**WHAT TO PRODUCE**
Although the entries contain pictures, copy only their text, exactly as written.

**INFORMATION**
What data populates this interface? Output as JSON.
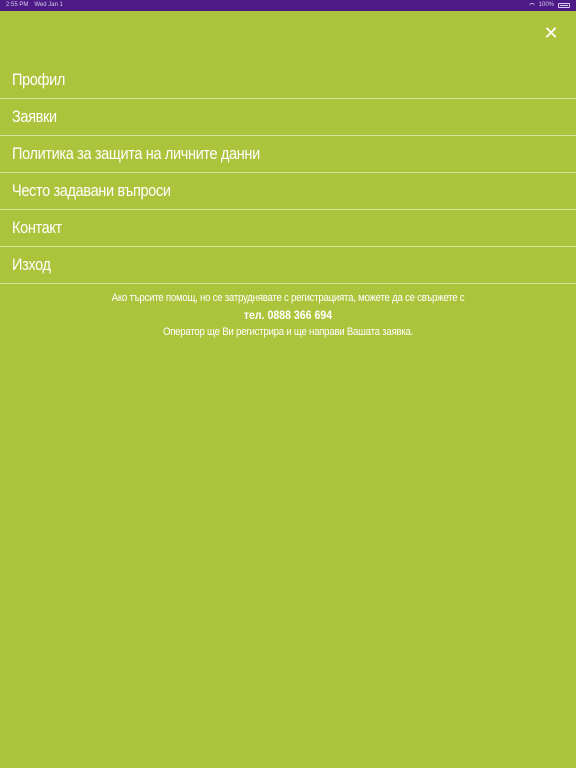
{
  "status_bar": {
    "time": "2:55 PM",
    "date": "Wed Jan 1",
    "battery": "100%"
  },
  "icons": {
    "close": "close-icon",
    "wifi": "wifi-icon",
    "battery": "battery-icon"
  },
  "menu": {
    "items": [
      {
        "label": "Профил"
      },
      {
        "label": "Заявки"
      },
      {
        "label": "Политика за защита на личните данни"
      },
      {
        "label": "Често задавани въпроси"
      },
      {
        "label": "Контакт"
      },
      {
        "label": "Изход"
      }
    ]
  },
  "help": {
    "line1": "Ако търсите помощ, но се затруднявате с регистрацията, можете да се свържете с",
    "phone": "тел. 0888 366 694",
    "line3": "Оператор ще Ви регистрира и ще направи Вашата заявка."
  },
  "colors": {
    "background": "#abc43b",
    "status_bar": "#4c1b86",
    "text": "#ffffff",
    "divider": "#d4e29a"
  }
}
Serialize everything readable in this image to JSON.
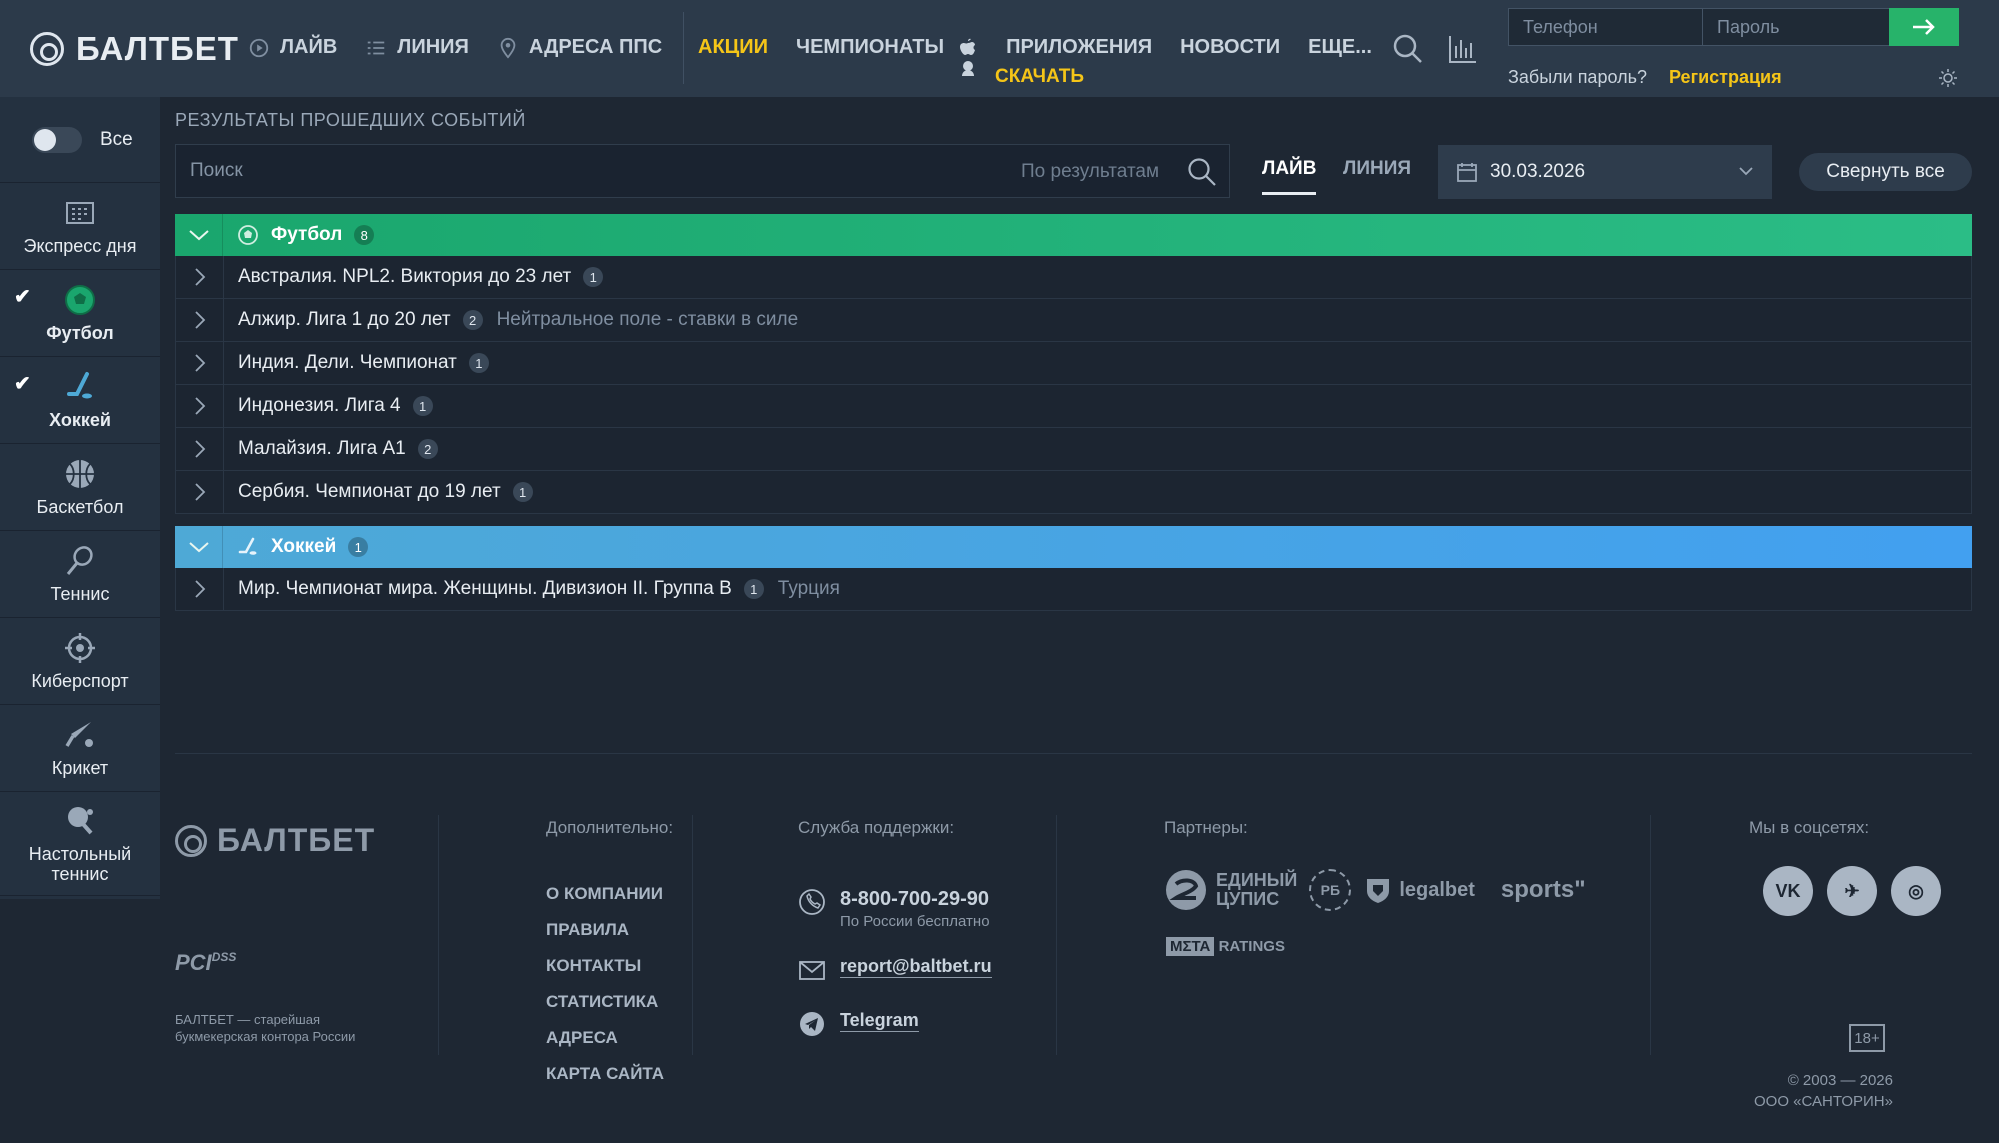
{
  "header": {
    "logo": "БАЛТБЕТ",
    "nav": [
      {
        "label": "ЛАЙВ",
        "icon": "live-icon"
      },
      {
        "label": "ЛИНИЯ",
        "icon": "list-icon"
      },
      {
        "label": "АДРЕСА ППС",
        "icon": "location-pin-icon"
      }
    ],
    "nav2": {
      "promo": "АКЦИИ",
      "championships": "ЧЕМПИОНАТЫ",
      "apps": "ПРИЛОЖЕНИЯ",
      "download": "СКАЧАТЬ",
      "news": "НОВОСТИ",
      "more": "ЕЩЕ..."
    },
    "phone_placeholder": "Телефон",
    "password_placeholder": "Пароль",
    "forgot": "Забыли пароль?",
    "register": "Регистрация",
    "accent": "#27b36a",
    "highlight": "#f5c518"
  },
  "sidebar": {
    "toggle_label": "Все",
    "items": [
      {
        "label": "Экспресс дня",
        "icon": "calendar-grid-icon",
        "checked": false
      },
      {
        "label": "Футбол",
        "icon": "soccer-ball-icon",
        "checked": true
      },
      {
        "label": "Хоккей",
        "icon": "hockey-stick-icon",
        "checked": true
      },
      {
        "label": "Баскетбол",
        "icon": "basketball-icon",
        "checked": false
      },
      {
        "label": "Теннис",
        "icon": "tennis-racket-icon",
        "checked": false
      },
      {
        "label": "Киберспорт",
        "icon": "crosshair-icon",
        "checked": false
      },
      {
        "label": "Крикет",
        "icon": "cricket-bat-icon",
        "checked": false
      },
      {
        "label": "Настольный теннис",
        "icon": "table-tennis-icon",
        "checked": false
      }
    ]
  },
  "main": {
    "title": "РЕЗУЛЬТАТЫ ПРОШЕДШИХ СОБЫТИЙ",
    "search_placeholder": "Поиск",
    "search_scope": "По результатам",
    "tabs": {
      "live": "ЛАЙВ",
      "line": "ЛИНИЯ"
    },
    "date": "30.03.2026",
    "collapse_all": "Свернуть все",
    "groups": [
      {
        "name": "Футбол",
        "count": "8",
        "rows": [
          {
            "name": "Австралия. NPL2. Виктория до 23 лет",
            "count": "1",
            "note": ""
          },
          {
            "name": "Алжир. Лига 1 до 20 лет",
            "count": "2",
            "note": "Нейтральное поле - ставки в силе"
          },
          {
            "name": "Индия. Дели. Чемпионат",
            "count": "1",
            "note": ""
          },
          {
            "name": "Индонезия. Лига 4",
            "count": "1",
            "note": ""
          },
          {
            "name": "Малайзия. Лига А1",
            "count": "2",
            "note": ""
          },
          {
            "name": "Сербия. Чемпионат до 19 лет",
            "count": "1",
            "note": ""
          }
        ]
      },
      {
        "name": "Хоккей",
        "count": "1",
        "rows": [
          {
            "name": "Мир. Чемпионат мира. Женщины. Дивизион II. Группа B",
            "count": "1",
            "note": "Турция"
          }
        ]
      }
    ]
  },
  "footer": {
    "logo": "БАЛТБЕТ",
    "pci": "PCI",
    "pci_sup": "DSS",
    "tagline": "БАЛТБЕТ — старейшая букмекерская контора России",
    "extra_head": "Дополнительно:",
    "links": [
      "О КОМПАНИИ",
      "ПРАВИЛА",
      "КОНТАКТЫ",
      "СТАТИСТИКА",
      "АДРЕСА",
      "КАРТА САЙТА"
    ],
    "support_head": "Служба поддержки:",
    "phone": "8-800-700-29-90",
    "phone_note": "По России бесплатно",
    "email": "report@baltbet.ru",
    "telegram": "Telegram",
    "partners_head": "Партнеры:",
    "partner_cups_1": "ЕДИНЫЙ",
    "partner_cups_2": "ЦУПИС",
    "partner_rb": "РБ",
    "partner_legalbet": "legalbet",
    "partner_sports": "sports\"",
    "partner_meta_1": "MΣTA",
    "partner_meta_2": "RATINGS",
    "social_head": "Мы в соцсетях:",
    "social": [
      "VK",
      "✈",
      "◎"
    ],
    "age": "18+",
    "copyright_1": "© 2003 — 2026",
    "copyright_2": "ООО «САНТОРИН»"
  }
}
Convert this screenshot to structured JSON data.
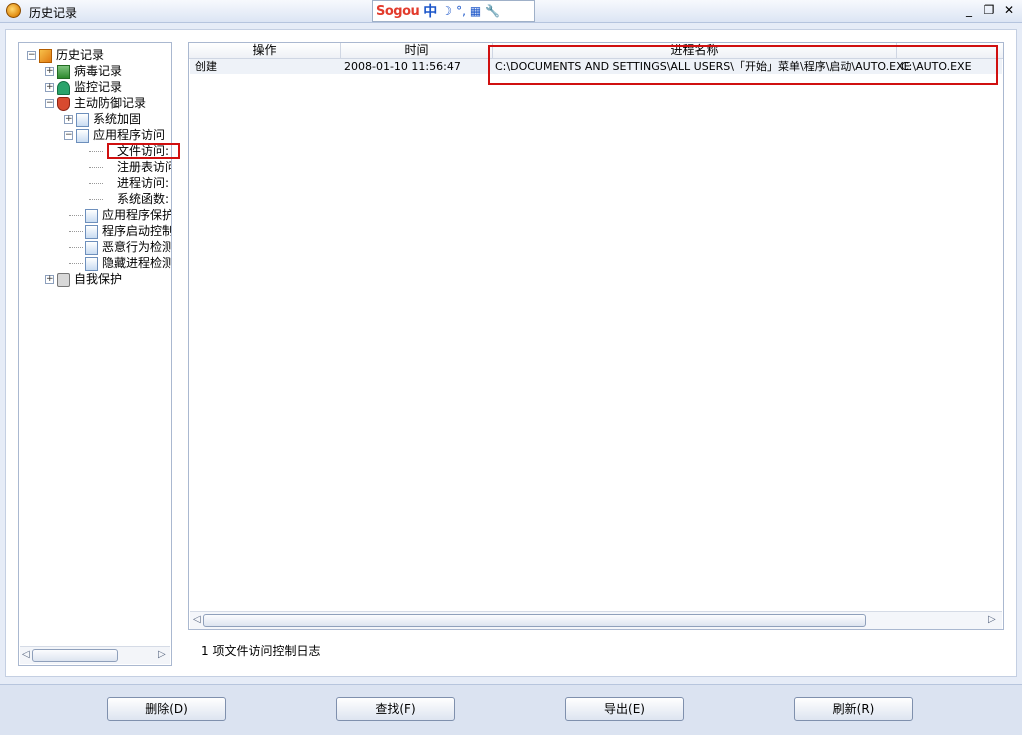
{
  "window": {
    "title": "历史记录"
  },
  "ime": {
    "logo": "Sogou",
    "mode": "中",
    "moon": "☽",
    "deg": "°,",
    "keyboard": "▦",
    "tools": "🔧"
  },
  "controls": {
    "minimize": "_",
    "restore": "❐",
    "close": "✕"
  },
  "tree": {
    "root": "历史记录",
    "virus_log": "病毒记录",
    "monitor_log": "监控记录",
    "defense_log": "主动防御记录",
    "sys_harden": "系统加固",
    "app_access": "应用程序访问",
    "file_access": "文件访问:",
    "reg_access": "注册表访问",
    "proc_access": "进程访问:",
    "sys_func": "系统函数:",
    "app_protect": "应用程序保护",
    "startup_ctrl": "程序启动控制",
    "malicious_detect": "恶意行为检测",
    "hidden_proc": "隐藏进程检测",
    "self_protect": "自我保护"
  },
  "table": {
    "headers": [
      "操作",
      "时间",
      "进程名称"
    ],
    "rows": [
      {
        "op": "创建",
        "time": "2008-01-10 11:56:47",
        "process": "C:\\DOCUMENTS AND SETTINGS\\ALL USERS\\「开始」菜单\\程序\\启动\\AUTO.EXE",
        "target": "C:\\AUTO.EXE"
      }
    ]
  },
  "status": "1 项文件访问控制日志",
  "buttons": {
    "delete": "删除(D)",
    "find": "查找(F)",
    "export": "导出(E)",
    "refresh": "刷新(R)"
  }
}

**EXERCISE OUTPUT**
What data populates this interface? Output as JSON.
{
  "status_bar": {
    "time": "2:55 PM",
    "date": "Wed Jan 1",
    "battery": "100%"
  },
  "icons": {
    "close": "close-icon",
    "wifi": "wifi-icon",
    "battery": "battery-icon"
  },
  "menu": {
    "items": [
      {
        "label": "Профил"
      },
      {
        "label": "Заявки"
      },
      {
        "label": "Политика за защита на личните данни"
      },
      {
        "label": "Често задавани въпроси"
      },
      {
        "label": "Контакт"
      },
      {
        "label": "Изход"
      }
    ]
  },
  "help": {
    "line1": "Ако търсите помощ, но се затруднявате с регистрацията, можете да се свържете с",
    "phone": "тел. 0888 366 694",
    "line3": "Оператор ще Ви регистрира и ще направи Вашата заявка."
  },
  "colors": {
    "background": "#abc43b",
    "status_bar": "#4c1b86",
    "text": "#ffffff",
    "divider": "#d4e29a"
  }
}
Serialize everything readable in this image to JSON.
{
  "header": {
    "logo": "БАЛТБЕТ",
    "nav": [
      {
        "label": "ЛАЙВ",
        "icon": "live-icon"
      },
      {
        "label": "ЛИНИЯ",
        "icon": "list-icon"
      },
      {
        "label": "АДРЕСА ППС",
        "icon": "location-pin-icon"
      }
    ],
    "nav2": {
      "promo": "АКЦИИ",
      "championships": "ЧЕМПИОНАТЫ",
      "apps": "ПРИЛОЖЕНИЯ",
      "download": "СКАЧАТЬ",
      "news": "НОВОСТИ",
      "more": "ЕЩЕ..."
    },
    "phone_placeholder": "Телефон",
    "password_placeholder": "Пароль",
    "forgot": "Забыли пароль?",
    "register": "Регистрация",
    "accent": "#27b36a",
    "highlight": "#f5c518"
  },
  "sidebar": {
    "toggle_label": "Все",
    "items": [
      {
        "label": "Экспресс дня",
        "icon": "calendar-grid-icon",
        "checked": false
      },
      {
        "label": "Футбол",
        "icon": "soccer-ball-icon",
        "checked": true
      },
      {
        "label": "Хоккей",
        "icon": "hockey-stick-icon",
        "checked": true
      },
      {
        "label": "Баскетбол",
        "icon": "basketball-icon",
        "checked": false
      },
      {
        "label": "Теннис",
        "icon": "tennis-racket-icon",
        "checked": false
      },
      {
        "label": "Киберспорт",
        "icon": "crosshair-icon",
        "checked": false
      },
      {
        "label": "Крикет",
        "icon": "cricket-bat-icon",
        "checked": false
      },
      {
        "label": "Настольный теннис",
        "icon": "table-tennis-icon",
        "checked": false
      }
    ]
  },
  "main": {
    "title": "РЕЗУЛЬТАТЫ ПРОШЕДШИХ СОБЫТИЙ",
    "search_placeholder": "Поиск",
    "search_scope": "По результатам",
    "tabs": {
      "live": "ЛАЙВ",
      "line": "ЛИНИЯ"
    },
    "date": "30.03.2026",
    "collapse_all": "Свернуть все",
    "groups": [
      {
        "name": "Футбол",
        "count": "8",
        "rows": [
          {
            "name": "Австралия. NPL2. Виктория до 23 лет",
            "count": "1",
            "note": ""
          },
          {
            "name": "Алжир. Лига 1 до 20 лет",
            "count": "2",
            "note": "Нейтральное поле - ставки в силе"
          },
          {
            "name": "Индия. Дели. Чемпионат",
            "count": "1",
            "note": ""
          },
          {
            "name": "Индонезия. Лига 4",
            "count": "1",
            "note": ""
          },
          {
            "name": "Малайзия. Лига А1",
            "count": "2",
            "note": ""
          },
          {
            "name": "Сербия. Чемпионат до 19 лет",
            "count": "1",
            "note": ""
          }
        ]
      },
      {
        "name": "Хоккей",
        "count": "1",
        "rows": [
          {
            "name": "Мир. Чемпионат мира. Женщины. Дивизион II. Группа B",
            "count": "1",
            "note": "Турция"
          }
        ]
      }
    ]
  },
  "footer": {
    "logo": "БАЛТБЕТ",
    "pci": "PCI",
    "pci_sup": "DSS",
    "tagline": "БАЛТБЕТ — старейшая букмекерская контора России",
    "extra_head": "Дополнительно:",
    "links": [
      "О КОМПАНИИ",
      "ПРАВИЛА",
      "КОНТАКТЫ",
      "СТАТИСТИКА",
      "АДРЕСА",
      "КАРТА САЙТА"
    ],
    "support_head": "Служба поддержки:",
    "phone": "8-800-700-29-90",
    "phone_note": "По России бесплатно",
    "email": "report@baltbet.ru",
    "telegram": "Telegram",
    "partners_head": "Партнеры:",
    "partner_cups_1": "ЕДИНЫЙ",
    "partner_cups_2": "ЦУПИС",
    "partner_rb": "РБ",
    "partner_legalbet": "legalbet",
    "partner_sports": "sports\"",
    "partner_meta_1": "MΣTA",
    "partner_meta_2": "RATINGS",
    "social_head": "Мы в соцсетях:",
    "social": [
      "VK",
      "✈",
      "◎"
    ],
    "age": "18+",
    "copyright_1": "© 2003 — 2026",
    "copyright_2": "ООО «САНТОРИН»"
  }
}
Convert this screenshot to structured JSON data.
{
  "window": {
    "title": "历史记录"
  },
  "ime": {
    "logo": "Sogou",
    "mode": "中",
    "moon": "☽",
    "deg": "°,",
    "keyboard": "▦",
    "tools": "🔧"
  },
  "controls": {
    "minimize": "_",
    "restore": "❐",
    "close": "✕"
  },
  "tree": {
    "root": "历史记录",
    "virus_log": "病毒记录",
    "monitor_log": "监控记录",
    "defense_log": "主动防御记录",
    "sys_harden": "系统加固",
    "app_access": "应用程序访问",
    "file_access": "文件访问:",
    "reg_access": "注册表访问",
    "proc_access": "进程访问:",
    "sys_func": "系统函数:",
    "app_protect": "应用程序保护",
    "startup_ctrl": "程序启动控制",
    "malicious_detect": "恶意行为检测",
    "hidden_proc": "隐藏进程检测",
    "self_protect": "自我保护"
  },
  "table": {
    "headers": [
      "操作",
      "时间",
      "进程名称"
    ],
    "rows": [
      {
        "op": "创建",
        "time": "2008-01-10 11:56:47",
        "process": "C:\\DOCUMENTS AND SETTINGS\\ALL USERS\\「开始」菜单\\程序\\启动\\AUTO.EXE",
        "target": "C:\\AUTO.EXE"
      }
    ]
  },
  "status": "1 项文件访问控制日志",
  "buttons": {
    "delete": "删除(D)",
    "find": "查找(F)",
    "export": "导出(E)",
    "refresh": "刷新(R)"
  }
}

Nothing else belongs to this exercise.